Administrative assistant careers impact industries such as financial management, human resources, office management, and insurance. The administrative assistant is considered support staff to executive and other management team members. Within the scope of administrative assistant careers one has many choices in relation to challenge and accomplishment, depending on background and training.
Administrative assistant training is available through technical schools, major colleges, and for some, on-the-job training. The complexity, detail, and professionalism required for those interested in administrative assistant careers often makes formal training necessary. The executive administrative assistant supports the executive staff of an organization and can be responsible for travel arrangements, the development and presentation of complex reports, meeting organization, and calendars. In this role, the assistant may supervise other administrative staff.
A generalist can fill many levels afforded the administrative assistant, because of experience and knowledge of various industries and corporate cultures. For example, administrative management in an office environment generally requires an experienced, high-level administrative assistant. The high-level assistant may have a title such as Key Administrator or Office Manager, yet be coded in an organizations human resources system as an administrative assistant, with a level. These levels are generally numbers tied to pay scale and role, such as managers, and are positions most often desired when considering administrative assistant careers.
Support assistants are generally beginning their administrative assistant career path or have been working in their field of expertise for just a few years. Responsibilities in this role can include report generation, tables and chart creation, and data entry. They may also transcribe and write letters, and handle other mail tasks.
Receptionists are considered to be administrative assistants, and generally come under the category of support assistants. Typically, a receptionist can be responsible for answering multi-line phone systems, taking messages, and greeting guests at an organization. There may also be some light typing, filing, and other tasks, as assigned by a supervisor.

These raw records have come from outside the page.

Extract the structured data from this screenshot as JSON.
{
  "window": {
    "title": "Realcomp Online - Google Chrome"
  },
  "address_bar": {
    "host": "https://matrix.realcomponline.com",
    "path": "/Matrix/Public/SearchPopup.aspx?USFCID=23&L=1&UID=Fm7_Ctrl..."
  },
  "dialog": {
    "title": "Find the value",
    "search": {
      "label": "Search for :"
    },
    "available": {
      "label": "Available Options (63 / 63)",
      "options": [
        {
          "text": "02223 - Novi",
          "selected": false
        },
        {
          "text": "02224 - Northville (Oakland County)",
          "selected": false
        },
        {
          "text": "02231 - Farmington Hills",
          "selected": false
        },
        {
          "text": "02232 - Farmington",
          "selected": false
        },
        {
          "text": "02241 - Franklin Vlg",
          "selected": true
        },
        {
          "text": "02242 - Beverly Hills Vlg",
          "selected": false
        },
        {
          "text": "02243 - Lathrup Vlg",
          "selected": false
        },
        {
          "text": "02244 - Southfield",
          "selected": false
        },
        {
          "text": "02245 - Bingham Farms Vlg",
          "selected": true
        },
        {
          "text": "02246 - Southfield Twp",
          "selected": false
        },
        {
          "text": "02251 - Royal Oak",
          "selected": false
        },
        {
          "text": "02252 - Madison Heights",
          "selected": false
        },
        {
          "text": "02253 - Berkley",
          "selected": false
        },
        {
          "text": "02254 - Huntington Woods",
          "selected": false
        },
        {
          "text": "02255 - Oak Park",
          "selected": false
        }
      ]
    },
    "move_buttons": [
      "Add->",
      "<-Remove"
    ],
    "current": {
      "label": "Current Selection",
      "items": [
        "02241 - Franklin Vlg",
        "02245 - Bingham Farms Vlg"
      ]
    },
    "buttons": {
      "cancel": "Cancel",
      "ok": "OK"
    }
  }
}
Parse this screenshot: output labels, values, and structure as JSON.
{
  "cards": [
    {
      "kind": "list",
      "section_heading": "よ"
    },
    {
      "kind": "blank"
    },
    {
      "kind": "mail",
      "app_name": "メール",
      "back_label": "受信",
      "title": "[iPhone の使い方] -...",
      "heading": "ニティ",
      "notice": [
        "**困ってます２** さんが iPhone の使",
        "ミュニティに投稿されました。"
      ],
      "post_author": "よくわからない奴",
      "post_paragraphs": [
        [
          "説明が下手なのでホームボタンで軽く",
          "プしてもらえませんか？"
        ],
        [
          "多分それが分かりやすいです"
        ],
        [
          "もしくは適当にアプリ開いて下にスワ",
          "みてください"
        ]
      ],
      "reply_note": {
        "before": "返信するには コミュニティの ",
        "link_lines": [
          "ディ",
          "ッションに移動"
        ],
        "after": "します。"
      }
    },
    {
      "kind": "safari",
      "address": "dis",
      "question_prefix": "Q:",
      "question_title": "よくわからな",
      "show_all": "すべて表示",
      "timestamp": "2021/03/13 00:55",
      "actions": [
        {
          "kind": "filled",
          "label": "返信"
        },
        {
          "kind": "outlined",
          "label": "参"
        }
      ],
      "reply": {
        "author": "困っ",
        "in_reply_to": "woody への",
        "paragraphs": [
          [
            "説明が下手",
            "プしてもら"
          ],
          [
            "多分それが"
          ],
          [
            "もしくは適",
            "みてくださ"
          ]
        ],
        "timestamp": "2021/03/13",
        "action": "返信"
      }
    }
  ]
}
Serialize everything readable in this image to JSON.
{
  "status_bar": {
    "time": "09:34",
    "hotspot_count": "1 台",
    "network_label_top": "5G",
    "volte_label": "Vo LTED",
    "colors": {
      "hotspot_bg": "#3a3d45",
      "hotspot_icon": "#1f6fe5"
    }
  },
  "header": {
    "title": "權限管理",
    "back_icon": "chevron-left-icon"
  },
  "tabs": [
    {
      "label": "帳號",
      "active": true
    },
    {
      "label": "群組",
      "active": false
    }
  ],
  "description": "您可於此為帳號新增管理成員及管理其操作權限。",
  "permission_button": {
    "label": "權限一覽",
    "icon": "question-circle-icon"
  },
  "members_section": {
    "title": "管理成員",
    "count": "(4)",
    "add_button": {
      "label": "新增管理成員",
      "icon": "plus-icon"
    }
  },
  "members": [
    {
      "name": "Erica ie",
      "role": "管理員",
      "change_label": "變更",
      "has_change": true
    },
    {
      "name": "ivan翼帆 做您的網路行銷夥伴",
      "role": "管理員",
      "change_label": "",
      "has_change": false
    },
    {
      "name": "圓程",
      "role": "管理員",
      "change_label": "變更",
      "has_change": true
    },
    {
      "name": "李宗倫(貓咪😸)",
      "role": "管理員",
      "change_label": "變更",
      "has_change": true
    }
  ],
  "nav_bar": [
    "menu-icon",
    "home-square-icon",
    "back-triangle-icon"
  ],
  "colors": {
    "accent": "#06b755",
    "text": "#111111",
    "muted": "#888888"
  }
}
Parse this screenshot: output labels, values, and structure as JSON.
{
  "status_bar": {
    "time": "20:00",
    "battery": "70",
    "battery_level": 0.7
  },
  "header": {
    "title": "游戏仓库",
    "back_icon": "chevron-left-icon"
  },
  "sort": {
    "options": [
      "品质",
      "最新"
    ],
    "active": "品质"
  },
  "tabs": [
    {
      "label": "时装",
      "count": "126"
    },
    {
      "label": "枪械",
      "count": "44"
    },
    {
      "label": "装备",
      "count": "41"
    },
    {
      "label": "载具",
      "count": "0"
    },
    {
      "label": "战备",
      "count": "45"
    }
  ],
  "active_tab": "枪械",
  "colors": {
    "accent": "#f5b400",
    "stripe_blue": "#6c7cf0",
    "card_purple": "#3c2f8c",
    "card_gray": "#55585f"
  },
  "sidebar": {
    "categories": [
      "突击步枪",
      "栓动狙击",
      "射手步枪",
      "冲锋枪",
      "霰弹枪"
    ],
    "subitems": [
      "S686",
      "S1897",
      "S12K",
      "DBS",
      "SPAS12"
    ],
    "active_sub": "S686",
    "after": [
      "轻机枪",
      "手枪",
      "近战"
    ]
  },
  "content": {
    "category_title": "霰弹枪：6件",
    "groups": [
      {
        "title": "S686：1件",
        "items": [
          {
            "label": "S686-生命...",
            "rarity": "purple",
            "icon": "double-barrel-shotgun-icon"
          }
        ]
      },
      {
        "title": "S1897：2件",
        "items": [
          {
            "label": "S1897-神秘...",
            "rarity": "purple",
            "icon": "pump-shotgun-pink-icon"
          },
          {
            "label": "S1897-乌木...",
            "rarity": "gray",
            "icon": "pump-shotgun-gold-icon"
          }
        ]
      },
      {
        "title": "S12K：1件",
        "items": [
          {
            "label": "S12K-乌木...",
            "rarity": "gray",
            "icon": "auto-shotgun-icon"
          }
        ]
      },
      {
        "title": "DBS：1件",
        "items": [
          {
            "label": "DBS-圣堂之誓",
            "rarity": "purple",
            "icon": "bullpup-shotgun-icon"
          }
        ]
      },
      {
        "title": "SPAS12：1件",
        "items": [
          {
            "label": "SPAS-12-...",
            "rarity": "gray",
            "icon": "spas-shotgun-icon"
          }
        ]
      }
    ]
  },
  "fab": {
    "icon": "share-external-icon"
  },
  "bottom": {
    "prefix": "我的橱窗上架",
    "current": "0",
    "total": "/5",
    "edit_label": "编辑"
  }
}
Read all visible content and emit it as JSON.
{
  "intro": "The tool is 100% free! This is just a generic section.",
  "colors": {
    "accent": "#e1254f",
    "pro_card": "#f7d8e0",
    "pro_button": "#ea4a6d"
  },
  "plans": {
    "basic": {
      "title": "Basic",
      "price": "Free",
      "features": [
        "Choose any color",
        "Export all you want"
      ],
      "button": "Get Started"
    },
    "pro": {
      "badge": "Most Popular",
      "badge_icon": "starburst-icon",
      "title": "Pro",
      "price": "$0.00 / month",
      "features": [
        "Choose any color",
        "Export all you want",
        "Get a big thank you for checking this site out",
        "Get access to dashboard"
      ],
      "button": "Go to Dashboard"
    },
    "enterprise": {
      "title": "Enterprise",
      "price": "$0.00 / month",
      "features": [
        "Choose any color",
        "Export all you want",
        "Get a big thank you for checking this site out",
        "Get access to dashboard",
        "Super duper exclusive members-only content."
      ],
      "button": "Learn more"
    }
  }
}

Career counselors and administrative recruiters can be a valuable resource when looking for administrative assistant jobs. These resources can provide leads to available positions, as well as offer suggestions for further training. They can also assist in determining which skill sets need honing when striking out on a search for administrative assistant jobs.
Administrative assistant careers can include recruiting or counseling positions as a professional advances in the field. Through on-the-job training and other outside education, such as seminars or classes at a local college, the administrative assistant can propel to higher paying positions with more responsibility. A friendly demeanor and good people skills can help an administrative assistant fulfill his or her desired career goals.